[What the task asks]: Leaving out the pictures, retype exactly the lines from the one holding "Output a JSON" through the end of the material.

[Supplied records]:
=== Begin Enclosure ===

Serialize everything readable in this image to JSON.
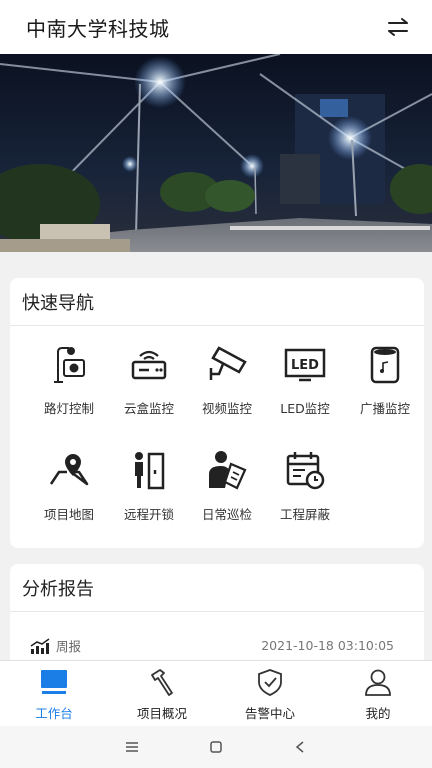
{
  "header": {
    "title": "中南大学科技城"
  },
  "nav": {
    "title": "快速导航",
    "items": [
      {
        "label": "路灯控制",
        "icon": "streetlight-icon"
      },
      {
        "label": "云盒监控",
        "icon": "router-icon"
      },
      {
        "label": "视频监控",
        "icon": "cctv-camera-icon"
      },
      {
        "label": "LED监控",
        "icon": "led-icon"
      },
      {
        "label": "广播监控",
        "icon": "speaker-icon"
      },
      {
        "label": "项目地图",
        "icon": "map-pin-icon"
      },
      {
        "label": "远程开锁",
        "icon": "door-unlock-icon"
      },
      {
        "label": "日常巡检",
        "icon": "inspection-icon"
      },
      {
        "label": "工程屏蔽",
        "icon": "calendar-clock-icon"
      }
    ]
  },
  "report": {
    "title": "分析报告",
    "rows": [
      {
        "label": "周报",
        "date": "2021-10-18 03:10:05"
      }
    ]
  },
  "tabs": [
    {
      "label": "工作台",
      "icon": "monitor-icon",
      "active": true
    },
    {
      "label": "项目概况",
      "icon": "hammer-icon"
    },
    {
      "label": "告警中心",
      "icon": "shield-check-icon"
    },
    {
      "label": "我的",
      "icon": "user-icon"
    }
  ],
  "colors": {
    "accent": "#1a7ee6",
    "page_bg": "#f1f1f1"
  }
}
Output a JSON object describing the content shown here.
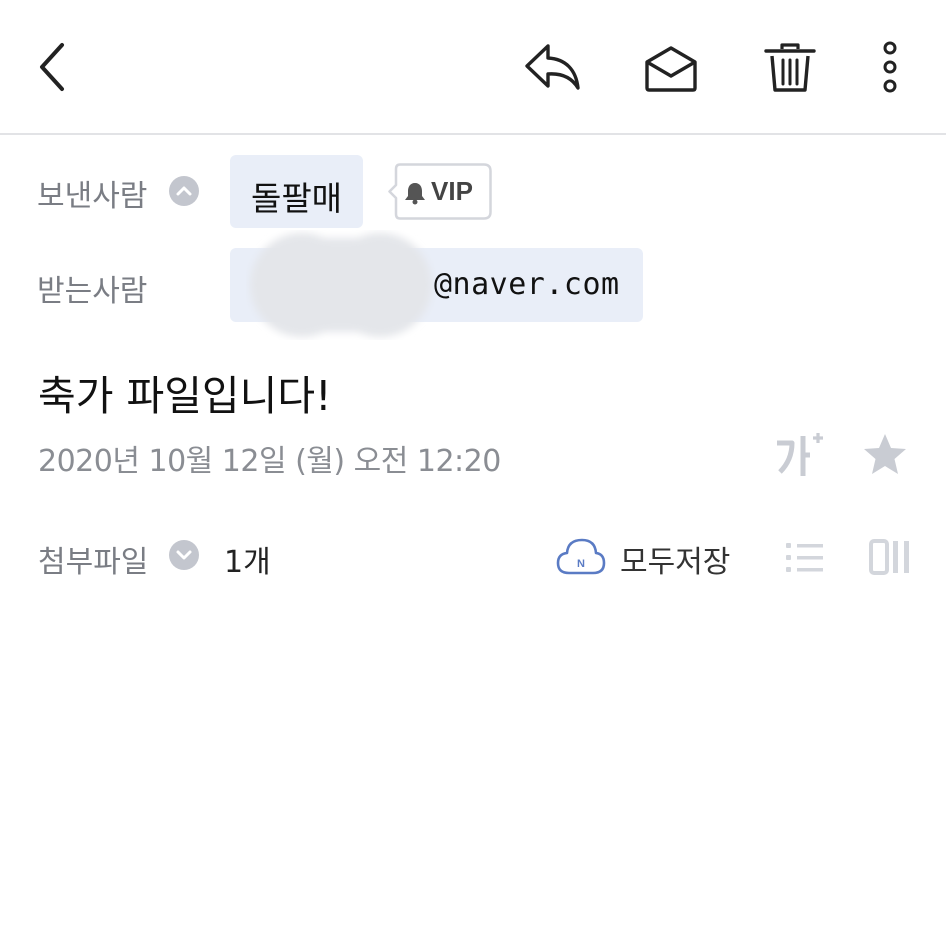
{
  "header": {
    "back_icon": "chevron-left-icon",
    "reply_icon": "reply-icon",
    "mark_unread_icon": "envelope-open-icon",
    "delete_icon": "trash-icon",
    "more_icon": "more-vertical-icon"
  },
  "sender": {
    "label": "보낸사람",
    "name": "돌팔매",
    "vip_label": "VIP"
  },
  "recipient": {
    "label": "받는사람",
    "email_suffix": "@naver.com"
  },
  "message": {
    "subject": "축가 파일입니다!",
    "date": "2020년 10월 12일 (월) 오전 12:20"
  },
  "attachments": {
    "label": "첨부파일",
    "count": "1개",
    "save_all_label": "모두저장",
    "cloud_icon_letter": "N"
  },
  "colors": {
    "accent_blue": "#5a7bc4",
    "chip_bg": "#e9eef8",
    "muted_text": "#7a7d84",
    "disabled_icon": "#c9ccd3"
  }
}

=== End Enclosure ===

[Result of this task]:
Output a JSON object describing the content shown here.
{
  "header": {
    "back_icon": "chevron-left-icon",
    "reply_icon": "reply-icon",
    "mark_unread_icon": "envelope-open-icon",
    "delete_icon": "trash-icon",
    "more_icon": "more-vertical-icon"
  },
  "sender": {
    "label": "보낸사람",
    "name": "돌팔매",
    "vip_label": "VIP"
  },
  "recipient": {
    "label": "받는사람",
    "email_suffix": "@naver.com"
  },
  "message": {
    "subject": "축가 파일입니다!",
    "date": "2020년 10월 12일 (월) 오전 12:20"
  },
  "attachments": {
    "label": "첨부파일",
    "count": "1개",
    "save_all_label": "모두저장",
    "cloud_icon_letter": "N"
  },
  "colors": {
    "accent_blue": "#5a7bc4",
    "chip_bg": "#e9eef8",
    "muted_text": "#7a7d84",
    "disabled_icon": "#c9ccd3"
  }
}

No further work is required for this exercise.